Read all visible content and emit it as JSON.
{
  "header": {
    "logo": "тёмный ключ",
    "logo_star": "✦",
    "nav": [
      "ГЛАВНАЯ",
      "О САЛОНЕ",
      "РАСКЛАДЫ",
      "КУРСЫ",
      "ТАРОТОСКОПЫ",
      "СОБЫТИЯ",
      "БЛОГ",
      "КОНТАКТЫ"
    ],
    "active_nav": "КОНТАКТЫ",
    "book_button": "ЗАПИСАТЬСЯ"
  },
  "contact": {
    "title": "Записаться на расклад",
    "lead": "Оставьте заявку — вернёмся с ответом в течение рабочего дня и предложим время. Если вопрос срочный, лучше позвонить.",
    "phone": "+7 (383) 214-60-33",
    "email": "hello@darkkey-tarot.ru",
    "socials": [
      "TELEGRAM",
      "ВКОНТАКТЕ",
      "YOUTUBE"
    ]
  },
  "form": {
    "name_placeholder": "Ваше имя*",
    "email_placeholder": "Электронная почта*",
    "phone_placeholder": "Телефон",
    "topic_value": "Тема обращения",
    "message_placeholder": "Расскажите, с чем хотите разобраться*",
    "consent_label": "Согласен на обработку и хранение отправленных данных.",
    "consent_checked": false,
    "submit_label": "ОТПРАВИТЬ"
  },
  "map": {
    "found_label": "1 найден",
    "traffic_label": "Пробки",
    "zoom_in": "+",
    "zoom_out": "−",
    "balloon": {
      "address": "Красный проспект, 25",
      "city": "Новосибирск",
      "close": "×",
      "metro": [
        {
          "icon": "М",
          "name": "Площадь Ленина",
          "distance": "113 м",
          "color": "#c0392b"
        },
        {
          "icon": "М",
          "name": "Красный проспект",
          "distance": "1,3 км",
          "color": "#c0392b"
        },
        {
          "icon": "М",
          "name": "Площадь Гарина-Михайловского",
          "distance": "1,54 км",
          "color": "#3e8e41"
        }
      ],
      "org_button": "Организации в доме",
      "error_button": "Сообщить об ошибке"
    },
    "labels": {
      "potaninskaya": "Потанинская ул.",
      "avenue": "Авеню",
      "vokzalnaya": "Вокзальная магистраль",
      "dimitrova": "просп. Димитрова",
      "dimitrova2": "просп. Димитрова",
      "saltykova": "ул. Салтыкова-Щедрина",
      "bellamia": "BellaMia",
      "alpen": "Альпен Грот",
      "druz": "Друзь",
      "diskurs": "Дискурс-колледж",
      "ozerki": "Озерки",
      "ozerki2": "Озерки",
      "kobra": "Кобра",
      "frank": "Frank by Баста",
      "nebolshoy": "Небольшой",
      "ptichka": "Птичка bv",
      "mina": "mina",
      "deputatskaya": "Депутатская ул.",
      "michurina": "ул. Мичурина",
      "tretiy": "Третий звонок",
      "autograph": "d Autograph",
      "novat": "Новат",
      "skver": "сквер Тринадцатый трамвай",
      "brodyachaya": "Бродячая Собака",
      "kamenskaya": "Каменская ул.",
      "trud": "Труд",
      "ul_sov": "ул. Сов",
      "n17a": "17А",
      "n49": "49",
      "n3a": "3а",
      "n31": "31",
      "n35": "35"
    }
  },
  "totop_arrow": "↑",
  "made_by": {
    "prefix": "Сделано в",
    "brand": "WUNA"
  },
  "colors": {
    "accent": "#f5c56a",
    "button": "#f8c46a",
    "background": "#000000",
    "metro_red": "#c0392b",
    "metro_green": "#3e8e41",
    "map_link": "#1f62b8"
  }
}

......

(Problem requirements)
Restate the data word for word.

(Output below)
Read all visible content and emit it as JSON.
{
  "header": {
    "logo": "тёмный ключ",
    "logo_star": "✦",
    "nav": [
      "ГЛАВНАЯ",
      "О САЛОНЕ",
      "РАСКЛАДЫ",
      "КУРСЫ",
      "ТАРОТОСКОПЫ",
      "СОБЫТИЯ",
      "БЛОГ",
      "КОНТАКТЫ"
    ],
    "active_nav": "КОНТАКТЫ",
    "book_button": "ЗАПИСАТЬСЯ"
  },
  "contact": {
    "title": "Записаться на расклад",
    "lead": "Оставьте заявку — вернёмся с ответом в течение рабочего дня и предложим время. Если вопрос срочный, лучше позвонить.",
    "phone": "+7 (383) 214-60-33",
    "email": "hello@darkkey-tarot.ru",
    "socials": [
      "TELEGRAM",
      "ВКОНТАКТЕ",
      "YOUTUBE"
    ]
  },
  "form": {
    "name_placeholder": "Ваше имя*",
    "email_placeholder": "Электронная почта*",
    "phone_placeholder": "Телефон",
    "topic_value": "Тема обращения",
    "message_placeholder": "Расскажите, с чем хотите разобраться*",
    "consent_label": "Согласен на обработку и хранение отправленных данных.",
    "consent_checked": false,
    "submit_label": "ОТПРАВИТЬ"
  },
  "map": {
    "found_label": "1 найден",
    "traffic_label": "Пробки",
    "zoom_in": "+",
    "zoom_out": "−",
    "balloon": {
      "address": "Красный проспект, 25",
      "city": "Новосибирск",
      "close": "×",
      "metro": [
        {
          "icon": "М",
          "name": "Площадь Ленина",
          "distance": "113 м",
          "color": "#c0392b"
        },
        {
          "icon": "М",
          "name": "Красный проспект",
          "distance": "1,3 км",
          "color": "#c0392b"
        },
        {
          "icon": "М",
          "name": "Площадь Гарина-Михайловского",
          "distance": "1,54 км",
          "color": "#3e8e41"
        }
      ],
      "org_button": "Организации в доме",
      "error_button": "Сообщить об ошибке"
    },
    "labels": {
      "potaninskaya": "Потанинская ул.",
      "avenue": "Авеню",
      "vokzalnaya": "Вокзальная магистраль",
      "dimitrova": "просп. Димитрова",
      "dimitrova2": "просп. Димитрова",
      "saltykova": "ул. Салтыкова-Щедрина",
      "bellamia": "BellaMia",
      "alpen": "Альпен Грот",
      "druz": "Друзь",
      "diskurs": "Дискурс-колледж",
      "ozerki": "Озерки",
      "ozerki2": "Озерки",
      "kobra": "Кобра",
      "frank": "Frank by Баста",
      "nebolshoy": "Небольшой",
      "ptichka": "Птичка bv",
      "mina": "mina",
      "deputatskaya": "Депутатская ул.",
      "michurina": "ул. Мичурина",
      "tretiy": "Третий звонок",
      "autograph": "d Autograph",
      "novat": "Новат",
      "skver": "сквер Тринадцатый трамвай",
      "brodyachaya": "Бродячая Собака",
      "kamenskaya": "Каменская ул.",
      "trud": "Труд",
      "ul_sov": "ул. Сов",
      "n17a": "17А",
      "n49": "49",
      "n3a": "3а",
      "n31": "31",
      "n35": "35"
    }
  },
  "totop_arrow": "↑",
  "made_by": {
    "prefix": "Сделано в",
    "brand": "WUNA"
  },
  "colors": {
    "accent": "#f5c56a",
    "button": "#f8c46a",
    "background": "#000000",
    "metro_red": "#c0392b",
    "metro_green": "#3e8e41",
    "map_link": "#1f62b8"
  }
}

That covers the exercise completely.